- 1 (14.5-oz.) can finely diced tomatoes or 1 3/4 cups canned chopped tomatoes
- Salt and freshly ground pepper, to taste
- 1 1/4 lb. codfish filet, cut into 8 pieces
- 2 lobster tails, shelled and cut into 8 pieces each, or 1/2 pound monkfish, membrane removed, in 8 pieces
- 1/2 lb. large (31-35 count) shrimp, shelled
- 8 sea scallops, halved crosswise
- 1/2 lb. calamari, caps cut into 1/2-inch rings
- Grilled slices of Italian bread, optional
Pour broth into large Dutch oven or heavy, deep pot. Add garlic, clams and mussels, cover, and bring to boil over medium-high heat. Steam 3 minutes, or until shellfish have opened, but not fully. With slotted spoon, transfer shellfish to bowl. Pour liquid from pot into measuring cup to use later, leaving any grit and garlic in pot to discard. Wipe out pot.
Heat olive oil in pot over medium-high heat. Add onion and cook until translucent, 4 minutes. Mix in pepper flakes, half of parsley and thyme and cook until fragrant, 1 minute. Pour in wine or lemon juice and boil to reduce by half. Add tomatoes and season sauce to taste with salt and pepper.
Add codfish to sauce and cook, covered, for 3 minutes. After adding fish, do not stir, as this will make cod fall apart. Add lobster, or monkfish, and shrimp and cook, covered, for 3 minutes. Add scallops and calamari and cook for 3 minutes. Return clams and mussels and saved liquid to pot, cover, and cook to heat through, 3 to 4 minutes. Immediately, divide contents of pot among 8 wide, shallow bowls. Garnish with remaining parsley, and serve immediately. Pass slices of grilled Italian bread to use for sopping up sauce.
Makes 8 servings
Per serving: 288 calories, 7 g fat (1 g sat fat), 8 g carbohydrates,
44 g protein, 1 g fiber, 544 mg sodium
Something Different is written by Dana Jacobi, author of 12 Best Foods Cookbook and contributor to AICR’s New American Plate Cookbook: Recipes for a Healthy Weight and a Healthy Life.
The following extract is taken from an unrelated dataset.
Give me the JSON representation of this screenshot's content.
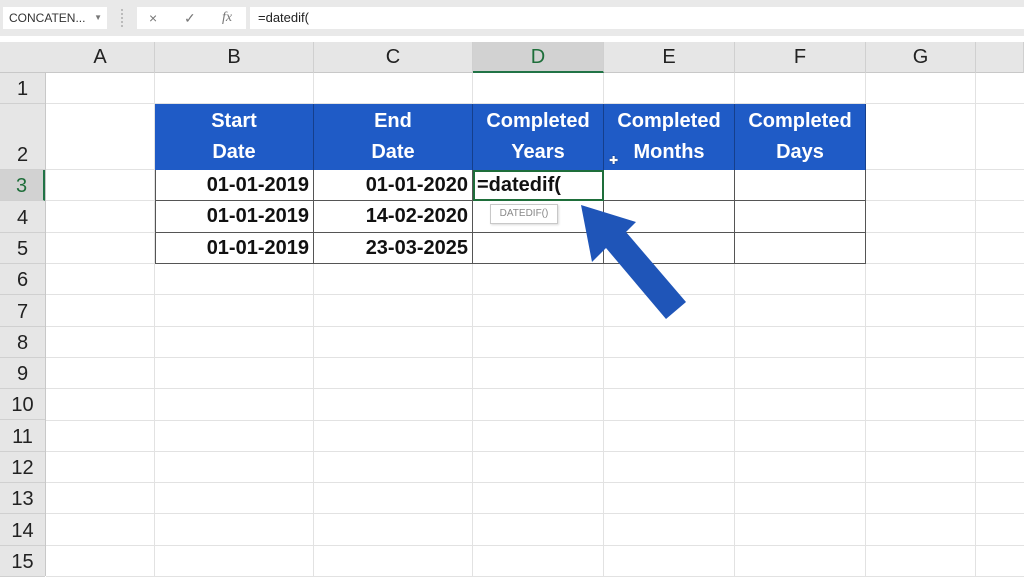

The American Institute for Cancer Research (AICR) is the cancer charity that fosters research on the relationship of nutrition, physical activity and weight management to cancer risk, interprets the scientific literature and educates the public about the results. It has contributed more than $100 million for innovative research conducted at universities, hospitals and research centers across the country. AICR has published two landmark reports that interpret the accumulated research in the field, and is committed to a process of continuous review. AICR also provides a wide range of educational programs to help millions of Americans learn to make dietary changes for lower cancer risk. Its award-winning New American Plate program is presented in brochures, seminars and on its website, www.aicr.org. AICR is a member of the World Cancer Research Fund International.All active news articles